======== MATERIAL PROVIDED
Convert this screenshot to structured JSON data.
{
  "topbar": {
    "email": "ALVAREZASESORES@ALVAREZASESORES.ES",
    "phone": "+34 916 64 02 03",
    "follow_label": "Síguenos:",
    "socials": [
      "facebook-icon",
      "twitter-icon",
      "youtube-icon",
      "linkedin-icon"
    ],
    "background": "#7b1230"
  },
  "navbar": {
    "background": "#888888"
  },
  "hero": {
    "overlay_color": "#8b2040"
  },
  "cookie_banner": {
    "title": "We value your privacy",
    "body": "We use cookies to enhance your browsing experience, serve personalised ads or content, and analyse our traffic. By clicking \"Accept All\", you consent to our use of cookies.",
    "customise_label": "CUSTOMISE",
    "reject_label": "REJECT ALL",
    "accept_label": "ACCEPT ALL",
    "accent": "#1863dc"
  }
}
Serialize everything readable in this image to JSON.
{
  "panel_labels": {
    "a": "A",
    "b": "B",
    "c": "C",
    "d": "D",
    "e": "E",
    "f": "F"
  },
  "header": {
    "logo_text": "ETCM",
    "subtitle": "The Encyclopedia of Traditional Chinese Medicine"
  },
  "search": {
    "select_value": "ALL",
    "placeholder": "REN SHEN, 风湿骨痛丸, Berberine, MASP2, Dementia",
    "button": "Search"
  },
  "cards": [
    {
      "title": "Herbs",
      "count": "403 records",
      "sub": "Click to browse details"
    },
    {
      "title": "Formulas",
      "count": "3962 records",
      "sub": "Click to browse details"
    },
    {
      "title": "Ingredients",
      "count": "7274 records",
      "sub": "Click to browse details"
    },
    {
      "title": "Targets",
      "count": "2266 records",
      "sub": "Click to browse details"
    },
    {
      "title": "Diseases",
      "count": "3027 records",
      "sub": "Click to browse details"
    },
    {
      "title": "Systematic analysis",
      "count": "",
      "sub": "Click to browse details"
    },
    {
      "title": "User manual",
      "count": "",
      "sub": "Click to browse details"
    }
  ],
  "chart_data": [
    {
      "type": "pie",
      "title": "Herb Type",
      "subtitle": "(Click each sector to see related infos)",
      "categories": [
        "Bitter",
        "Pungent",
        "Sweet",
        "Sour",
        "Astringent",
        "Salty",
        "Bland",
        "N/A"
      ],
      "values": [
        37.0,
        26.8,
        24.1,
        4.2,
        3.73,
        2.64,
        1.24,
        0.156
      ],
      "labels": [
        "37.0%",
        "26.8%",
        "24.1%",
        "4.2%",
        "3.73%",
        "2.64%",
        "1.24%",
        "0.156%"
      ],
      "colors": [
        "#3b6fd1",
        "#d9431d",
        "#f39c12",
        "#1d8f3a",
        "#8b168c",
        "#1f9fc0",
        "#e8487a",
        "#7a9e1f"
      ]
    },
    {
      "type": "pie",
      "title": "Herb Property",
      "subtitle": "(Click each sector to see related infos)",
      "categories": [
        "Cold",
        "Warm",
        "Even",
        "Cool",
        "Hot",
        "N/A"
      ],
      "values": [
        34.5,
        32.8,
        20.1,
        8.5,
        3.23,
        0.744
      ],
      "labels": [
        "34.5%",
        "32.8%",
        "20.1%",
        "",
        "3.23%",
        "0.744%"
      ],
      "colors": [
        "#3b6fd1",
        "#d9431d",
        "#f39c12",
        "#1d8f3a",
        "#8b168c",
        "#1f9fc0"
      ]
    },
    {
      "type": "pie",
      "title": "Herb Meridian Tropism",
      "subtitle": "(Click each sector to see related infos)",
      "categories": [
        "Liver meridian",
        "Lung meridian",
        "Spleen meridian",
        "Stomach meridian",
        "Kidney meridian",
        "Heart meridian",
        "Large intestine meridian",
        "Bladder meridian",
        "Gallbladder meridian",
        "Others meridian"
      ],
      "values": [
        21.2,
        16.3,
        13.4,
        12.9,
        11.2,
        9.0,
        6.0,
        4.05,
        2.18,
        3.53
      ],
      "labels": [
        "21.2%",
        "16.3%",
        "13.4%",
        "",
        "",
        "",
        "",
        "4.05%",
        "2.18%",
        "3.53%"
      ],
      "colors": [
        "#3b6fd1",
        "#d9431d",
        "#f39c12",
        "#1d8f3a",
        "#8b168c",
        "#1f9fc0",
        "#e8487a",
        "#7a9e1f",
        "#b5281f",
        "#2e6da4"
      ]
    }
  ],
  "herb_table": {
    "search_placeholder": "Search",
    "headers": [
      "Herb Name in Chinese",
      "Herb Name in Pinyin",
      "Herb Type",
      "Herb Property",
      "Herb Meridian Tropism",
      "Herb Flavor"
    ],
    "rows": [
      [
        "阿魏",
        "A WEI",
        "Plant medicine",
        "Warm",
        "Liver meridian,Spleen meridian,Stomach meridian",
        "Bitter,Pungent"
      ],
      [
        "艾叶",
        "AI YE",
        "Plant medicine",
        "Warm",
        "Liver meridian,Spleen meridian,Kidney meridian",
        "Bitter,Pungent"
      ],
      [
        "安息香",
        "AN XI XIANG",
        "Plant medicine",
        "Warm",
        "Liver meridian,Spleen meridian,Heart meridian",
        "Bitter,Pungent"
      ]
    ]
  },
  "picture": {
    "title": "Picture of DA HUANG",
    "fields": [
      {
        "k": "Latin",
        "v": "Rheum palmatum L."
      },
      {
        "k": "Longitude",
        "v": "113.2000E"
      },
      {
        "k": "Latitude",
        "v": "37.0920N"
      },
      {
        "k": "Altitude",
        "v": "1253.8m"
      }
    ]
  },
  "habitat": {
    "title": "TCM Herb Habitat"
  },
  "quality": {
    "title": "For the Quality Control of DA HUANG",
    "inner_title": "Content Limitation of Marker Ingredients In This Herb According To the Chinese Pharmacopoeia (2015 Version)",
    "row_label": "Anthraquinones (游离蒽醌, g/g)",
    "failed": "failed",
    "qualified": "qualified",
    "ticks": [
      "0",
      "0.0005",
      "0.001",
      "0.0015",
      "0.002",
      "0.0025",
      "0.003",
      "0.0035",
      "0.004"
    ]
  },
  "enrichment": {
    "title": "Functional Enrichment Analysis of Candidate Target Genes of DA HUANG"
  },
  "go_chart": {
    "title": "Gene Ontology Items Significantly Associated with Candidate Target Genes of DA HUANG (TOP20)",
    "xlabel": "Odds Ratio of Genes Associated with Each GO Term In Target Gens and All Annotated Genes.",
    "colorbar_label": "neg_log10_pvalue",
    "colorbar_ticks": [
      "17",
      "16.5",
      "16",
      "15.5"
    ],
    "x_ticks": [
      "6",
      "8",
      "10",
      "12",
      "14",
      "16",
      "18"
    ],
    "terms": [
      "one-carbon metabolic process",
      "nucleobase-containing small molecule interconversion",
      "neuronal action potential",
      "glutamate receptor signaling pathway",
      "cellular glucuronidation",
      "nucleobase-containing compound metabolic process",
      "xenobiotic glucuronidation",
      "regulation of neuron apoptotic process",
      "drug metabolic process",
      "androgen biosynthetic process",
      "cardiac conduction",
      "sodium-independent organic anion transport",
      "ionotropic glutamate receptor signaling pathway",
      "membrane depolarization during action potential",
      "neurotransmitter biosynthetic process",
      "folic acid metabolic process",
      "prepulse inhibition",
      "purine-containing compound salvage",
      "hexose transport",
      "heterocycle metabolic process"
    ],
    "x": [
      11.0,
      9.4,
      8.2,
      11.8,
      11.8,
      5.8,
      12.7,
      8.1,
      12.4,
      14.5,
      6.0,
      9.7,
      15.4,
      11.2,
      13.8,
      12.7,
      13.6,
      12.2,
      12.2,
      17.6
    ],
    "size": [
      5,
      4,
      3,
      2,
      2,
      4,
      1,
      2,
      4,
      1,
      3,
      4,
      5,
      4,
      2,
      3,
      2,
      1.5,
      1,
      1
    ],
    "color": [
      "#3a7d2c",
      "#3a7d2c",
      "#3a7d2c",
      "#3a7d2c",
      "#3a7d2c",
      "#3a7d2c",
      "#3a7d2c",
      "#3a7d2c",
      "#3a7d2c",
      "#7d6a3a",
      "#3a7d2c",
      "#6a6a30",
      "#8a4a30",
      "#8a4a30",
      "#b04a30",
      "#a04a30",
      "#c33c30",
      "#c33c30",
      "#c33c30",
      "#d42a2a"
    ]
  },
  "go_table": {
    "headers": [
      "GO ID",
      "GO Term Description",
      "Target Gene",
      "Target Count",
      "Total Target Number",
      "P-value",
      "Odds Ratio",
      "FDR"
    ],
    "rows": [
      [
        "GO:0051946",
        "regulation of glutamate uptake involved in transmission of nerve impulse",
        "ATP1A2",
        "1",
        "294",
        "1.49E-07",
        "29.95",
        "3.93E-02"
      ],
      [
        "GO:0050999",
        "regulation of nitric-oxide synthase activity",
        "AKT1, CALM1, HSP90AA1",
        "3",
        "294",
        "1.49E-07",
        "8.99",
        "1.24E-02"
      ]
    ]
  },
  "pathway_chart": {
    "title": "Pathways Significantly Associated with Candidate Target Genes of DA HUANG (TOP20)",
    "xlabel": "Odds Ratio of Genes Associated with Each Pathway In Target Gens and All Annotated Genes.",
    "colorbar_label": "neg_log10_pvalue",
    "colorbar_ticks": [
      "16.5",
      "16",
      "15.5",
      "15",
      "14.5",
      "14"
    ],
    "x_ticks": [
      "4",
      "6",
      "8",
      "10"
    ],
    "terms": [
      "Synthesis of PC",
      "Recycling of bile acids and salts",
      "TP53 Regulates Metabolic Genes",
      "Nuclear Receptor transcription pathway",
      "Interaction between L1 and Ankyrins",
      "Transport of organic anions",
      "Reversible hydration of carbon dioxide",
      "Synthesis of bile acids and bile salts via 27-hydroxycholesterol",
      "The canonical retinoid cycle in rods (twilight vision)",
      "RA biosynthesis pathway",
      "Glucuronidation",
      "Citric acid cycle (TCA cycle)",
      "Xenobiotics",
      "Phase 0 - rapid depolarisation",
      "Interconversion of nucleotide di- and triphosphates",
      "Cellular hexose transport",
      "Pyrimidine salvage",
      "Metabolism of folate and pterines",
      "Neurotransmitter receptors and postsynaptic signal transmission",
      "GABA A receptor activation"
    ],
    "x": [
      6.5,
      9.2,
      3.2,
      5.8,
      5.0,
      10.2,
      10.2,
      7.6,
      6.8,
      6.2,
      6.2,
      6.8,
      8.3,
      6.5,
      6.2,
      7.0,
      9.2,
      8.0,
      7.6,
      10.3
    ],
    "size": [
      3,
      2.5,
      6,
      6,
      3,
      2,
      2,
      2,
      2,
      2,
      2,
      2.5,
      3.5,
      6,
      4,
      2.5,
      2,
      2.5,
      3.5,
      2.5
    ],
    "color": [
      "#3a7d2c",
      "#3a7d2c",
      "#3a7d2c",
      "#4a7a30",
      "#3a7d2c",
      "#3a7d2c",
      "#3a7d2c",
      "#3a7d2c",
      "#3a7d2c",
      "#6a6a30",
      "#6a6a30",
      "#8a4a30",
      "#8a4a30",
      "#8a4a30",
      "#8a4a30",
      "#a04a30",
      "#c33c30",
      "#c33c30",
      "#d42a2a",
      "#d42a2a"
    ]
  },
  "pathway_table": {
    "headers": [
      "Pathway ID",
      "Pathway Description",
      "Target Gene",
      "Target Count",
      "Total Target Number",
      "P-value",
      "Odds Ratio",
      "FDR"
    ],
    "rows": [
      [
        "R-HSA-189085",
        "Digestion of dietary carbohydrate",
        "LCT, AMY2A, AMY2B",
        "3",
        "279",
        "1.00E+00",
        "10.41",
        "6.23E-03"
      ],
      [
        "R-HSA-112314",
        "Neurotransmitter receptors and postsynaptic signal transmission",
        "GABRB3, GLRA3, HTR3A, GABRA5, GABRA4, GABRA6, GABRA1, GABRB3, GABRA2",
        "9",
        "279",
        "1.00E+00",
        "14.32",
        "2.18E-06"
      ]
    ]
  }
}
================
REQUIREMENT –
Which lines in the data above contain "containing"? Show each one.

TASK SOLUTION –
      "nucleobase-containing small molecule interconversion",
      "nucleobase-containing compound metabolic process",
      "purine-containing compound salvage",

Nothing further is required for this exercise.